Show Summary Details

Page of

PRINTED FROM OXFORD REFERENCE (www.oxfordreference.com). (c) Copyright Oxford University Press, 2013. All Rights Reserved. Under the terms of the licence agreement, an individual user may print out a PDF of a single entry from a reference work in OR for personal use (for details see Privacy Policy and Legal Notice).

date: 02 June 2020

Allen Adair 

Source:
The Oxford Companion to New Zealand Literature
Author(s):
Kim WorthingtonKim Worthington

is the fourth novel by Jane Mander, published in London in 1925. As if rebutting criticism that she could only effectively portray women, Mander centres attention and sympathy on her eponymous male protagonist. A disappointment to his family, Allen has failed at whatever he turns his hand to: study at Oxford, sheep farming, clerical work. He leaves Auckland and travels north, literally and metaphorically enacting a journey towards self-discovery and fulfilment. After running a mail boat in Dargaville, he settles near Pahi. Here he runs a general store serving the local gumdiggers and sawmillers and eventually holds the lease of the gumfield. Feeling the need for a wife, Allen hastily marries Marion, an Aucklander, but the marriage is a disappointment to them both. Marion does not share Allen's love of the gum country, viewing its hardship and struggle as necessary only until they can afford to return to Auckland. As the marriage dissolves into bare mutual tolerance, the couple vie for the affection of their eldest daughter Joan. Allen is gentle and beneficent to all but his wife. Marion is given unsympathetic treatment as the embodiment of the repressive conformity that Mander believed threatened the potential of New Zealand and the sanctity and individuality of spirited pioneers like Allen.

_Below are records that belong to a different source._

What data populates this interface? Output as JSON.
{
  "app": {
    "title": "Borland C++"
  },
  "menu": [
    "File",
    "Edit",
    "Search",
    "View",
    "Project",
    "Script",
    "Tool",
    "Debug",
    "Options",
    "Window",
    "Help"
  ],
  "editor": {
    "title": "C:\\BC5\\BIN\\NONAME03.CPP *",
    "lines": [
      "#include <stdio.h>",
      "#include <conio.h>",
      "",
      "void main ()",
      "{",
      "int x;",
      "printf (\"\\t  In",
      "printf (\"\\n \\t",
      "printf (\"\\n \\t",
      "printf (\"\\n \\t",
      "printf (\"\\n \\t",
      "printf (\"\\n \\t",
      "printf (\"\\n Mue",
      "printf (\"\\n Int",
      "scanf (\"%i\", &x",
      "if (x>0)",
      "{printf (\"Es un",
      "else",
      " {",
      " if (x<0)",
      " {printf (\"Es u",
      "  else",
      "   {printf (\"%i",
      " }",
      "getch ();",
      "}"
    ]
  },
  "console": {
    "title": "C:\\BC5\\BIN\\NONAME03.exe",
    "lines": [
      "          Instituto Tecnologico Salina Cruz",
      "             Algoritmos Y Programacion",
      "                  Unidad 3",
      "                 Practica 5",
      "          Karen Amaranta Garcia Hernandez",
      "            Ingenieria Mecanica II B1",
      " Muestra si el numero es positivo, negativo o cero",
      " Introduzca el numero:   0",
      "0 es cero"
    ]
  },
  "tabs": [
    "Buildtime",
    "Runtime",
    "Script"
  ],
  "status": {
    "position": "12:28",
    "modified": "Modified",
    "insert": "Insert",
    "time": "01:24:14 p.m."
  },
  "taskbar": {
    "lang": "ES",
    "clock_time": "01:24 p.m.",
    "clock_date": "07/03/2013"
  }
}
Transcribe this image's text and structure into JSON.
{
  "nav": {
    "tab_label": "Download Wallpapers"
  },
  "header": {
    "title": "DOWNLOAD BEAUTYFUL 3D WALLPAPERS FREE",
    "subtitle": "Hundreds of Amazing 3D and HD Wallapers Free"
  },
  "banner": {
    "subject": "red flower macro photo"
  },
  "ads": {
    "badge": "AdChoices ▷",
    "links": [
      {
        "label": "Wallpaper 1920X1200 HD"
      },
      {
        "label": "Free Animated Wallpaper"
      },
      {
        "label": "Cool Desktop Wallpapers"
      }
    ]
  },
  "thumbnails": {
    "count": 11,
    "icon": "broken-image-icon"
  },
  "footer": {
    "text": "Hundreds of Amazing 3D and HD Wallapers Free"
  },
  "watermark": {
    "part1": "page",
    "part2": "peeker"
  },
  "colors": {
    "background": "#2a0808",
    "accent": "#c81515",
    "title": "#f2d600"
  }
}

After discord and suspicion during Allen's friendship with Dick Rossiter, an apparent ‘lost soul’ of the gumfields, Allen, Marion and their children depart for the ‘flurry’ of Auckland. In contrast to the sometimes strident political voice, speech-making and long promulgatory passages that characterise Mander's earlier novels, the style is economical and the tone mellow. Gone are the contentious moral impropriety and earnest feminism of her precocious young heroines struggling for liberation. But if Mander hoped to appease her critical local audience with this very different novel, she failed to do so. It was poorly received, its virtues not fully appreciated until the first New Zealand edition in ... ...

Access to the complete content on Oxford Reference requires a subscription or purchase. Public users are able to search the site and view the abstracts and keywords for each book and chapter without a subscription.

Please subscribe or login to access full text content.

If you have purchased a print title that contains an access token, please see the token for information about how to register your code.

For questions on access or troubleshooting, please check our FAQs, and if you can''t find the answer there, please contact us.